(Excerpts from an interface dataset)

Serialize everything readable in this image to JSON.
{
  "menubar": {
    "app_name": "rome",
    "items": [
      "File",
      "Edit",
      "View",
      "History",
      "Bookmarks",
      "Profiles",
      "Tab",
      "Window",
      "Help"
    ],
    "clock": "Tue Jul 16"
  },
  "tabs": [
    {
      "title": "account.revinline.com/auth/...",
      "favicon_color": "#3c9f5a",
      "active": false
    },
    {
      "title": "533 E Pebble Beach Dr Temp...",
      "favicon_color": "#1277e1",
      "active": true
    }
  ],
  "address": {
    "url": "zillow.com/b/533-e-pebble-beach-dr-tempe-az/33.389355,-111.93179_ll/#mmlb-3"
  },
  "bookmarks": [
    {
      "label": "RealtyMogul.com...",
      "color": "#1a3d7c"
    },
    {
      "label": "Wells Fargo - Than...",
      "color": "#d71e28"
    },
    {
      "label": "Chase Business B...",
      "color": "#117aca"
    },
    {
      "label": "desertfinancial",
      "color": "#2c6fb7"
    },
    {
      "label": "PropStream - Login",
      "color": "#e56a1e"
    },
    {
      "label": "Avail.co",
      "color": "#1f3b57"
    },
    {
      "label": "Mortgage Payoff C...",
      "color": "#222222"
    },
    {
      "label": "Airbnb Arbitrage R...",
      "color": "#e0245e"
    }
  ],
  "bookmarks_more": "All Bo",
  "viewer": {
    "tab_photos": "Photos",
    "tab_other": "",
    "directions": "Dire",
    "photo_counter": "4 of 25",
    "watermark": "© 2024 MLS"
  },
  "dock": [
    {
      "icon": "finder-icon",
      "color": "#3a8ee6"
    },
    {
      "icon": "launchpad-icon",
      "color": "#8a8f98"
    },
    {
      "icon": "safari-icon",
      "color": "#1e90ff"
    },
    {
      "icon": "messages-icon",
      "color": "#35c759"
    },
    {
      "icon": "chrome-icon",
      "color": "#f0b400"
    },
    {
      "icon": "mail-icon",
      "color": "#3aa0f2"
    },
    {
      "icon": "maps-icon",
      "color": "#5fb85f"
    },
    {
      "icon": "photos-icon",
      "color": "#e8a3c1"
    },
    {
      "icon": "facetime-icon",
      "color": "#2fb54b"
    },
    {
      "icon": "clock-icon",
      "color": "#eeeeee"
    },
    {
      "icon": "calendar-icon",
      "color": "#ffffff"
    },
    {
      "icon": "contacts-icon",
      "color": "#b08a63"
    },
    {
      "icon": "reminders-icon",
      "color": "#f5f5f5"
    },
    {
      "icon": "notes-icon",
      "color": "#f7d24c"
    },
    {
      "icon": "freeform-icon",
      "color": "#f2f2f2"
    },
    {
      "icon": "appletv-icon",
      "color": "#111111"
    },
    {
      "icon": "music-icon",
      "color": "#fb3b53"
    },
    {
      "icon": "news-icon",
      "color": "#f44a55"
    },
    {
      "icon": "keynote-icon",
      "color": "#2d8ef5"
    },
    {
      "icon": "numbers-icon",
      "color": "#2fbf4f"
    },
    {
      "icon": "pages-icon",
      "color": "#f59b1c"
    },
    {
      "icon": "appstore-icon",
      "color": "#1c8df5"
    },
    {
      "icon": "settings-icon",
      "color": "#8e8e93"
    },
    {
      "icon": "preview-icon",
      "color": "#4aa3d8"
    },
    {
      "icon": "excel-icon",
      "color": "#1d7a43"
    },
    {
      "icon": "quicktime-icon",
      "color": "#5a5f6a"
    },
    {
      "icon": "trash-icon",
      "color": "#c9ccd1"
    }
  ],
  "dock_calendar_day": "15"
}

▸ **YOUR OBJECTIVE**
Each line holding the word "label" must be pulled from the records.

▸ **WRITTEN RESPONSE**
      "label": "RealtyMogul.com...",
      "label": "Wells Fargo - Than...",
      "label": "Chase Business B...",
      "label": "desertfinancial",
      "label": "PropStream - Login",
      "label": "Avail.co",
      "label": "Mortgage Payoff C...",
      "label": "Airbnb Arbitrage R...",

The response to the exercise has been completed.